Problem to work on: Among the entries below, count the lines that contain the word "color". Respond with the count only.

Source data:
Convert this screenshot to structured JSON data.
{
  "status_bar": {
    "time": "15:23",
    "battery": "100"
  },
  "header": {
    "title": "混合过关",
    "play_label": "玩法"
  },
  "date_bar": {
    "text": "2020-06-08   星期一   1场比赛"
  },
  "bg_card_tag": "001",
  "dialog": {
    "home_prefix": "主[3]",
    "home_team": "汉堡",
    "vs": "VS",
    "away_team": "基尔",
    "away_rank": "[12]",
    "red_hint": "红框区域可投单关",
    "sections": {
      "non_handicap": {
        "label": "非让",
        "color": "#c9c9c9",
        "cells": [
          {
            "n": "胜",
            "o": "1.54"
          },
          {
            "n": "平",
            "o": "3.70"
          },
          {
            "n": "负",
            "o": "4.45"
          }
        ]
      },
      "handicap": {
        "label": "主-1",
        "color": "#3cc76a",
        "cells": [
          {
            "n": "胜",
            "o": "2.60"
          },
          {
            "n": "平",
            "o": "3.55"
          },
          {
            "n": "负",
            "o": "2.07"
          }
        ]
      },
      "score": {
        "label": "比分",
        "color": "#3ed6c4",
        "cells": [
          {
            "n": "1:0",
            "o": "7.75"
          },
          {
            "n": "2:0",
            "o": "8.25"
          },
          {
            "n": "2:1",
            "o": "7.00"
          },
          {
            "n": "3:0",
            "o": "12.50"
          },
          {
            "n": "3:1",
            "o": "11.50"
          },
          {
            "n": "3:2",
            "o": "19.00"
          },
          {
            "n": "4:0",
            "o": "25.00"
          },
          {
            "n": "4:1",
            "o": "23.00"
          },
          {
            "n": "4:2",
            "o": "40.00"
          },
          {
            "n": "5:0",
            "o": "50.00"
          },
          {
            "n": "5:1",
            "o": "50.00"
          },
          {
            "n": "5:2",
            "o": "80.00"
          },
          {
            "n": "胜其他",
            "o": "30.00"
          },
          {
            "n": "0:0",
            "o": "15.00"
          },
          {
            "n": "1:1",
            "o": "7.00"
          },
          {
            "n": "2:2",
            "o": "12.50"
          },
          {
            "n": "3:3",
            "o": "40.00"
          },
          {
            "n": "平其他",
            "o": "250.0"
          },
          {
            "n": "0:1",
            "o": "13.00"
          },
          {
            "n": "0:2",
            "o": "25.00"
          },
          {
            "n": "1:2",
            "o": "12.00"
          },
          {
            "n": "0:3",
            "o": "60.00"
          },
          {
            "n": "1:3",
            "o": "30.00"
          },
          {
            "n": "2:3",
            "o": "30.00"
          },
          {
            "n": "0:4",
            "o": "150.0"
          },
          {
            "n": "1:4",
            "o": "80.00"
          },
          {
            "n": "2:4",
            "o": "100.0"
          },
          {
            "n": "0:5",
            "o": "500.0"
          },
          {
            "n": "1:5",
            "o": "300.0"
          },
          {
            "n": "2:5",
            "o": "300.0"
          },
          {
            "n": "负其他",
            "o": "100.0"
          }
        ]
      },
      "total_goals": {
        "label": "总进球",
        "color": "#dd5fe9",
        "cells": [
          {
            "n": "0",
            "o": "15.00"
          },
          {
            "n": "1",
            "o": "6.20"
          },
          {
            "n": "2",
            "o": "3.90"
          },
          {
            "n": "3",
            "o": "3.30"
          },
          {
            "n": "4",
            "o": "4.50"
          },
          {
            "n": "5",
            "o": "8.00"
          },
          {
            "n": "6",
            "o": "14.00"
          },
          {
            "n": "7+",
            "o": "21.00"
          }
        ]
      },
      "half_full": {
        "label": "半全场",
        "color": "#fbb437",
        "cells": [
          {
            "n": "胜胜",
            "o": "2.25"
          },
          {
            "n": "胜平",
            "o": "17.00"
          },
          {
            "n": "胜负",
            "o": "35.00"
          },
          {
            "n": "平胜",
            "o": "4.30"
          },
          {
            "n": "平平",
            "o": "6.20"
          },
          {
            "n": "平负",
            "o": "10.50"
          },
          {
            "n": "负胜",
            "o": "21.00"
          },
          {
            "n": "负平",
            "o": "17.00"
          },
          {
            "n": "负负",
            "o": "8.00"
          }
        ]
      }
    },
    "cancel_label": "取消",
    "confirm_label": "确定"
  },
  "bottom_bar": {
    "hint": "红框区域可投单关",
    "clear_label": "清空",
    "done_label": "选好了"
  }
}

Response: 5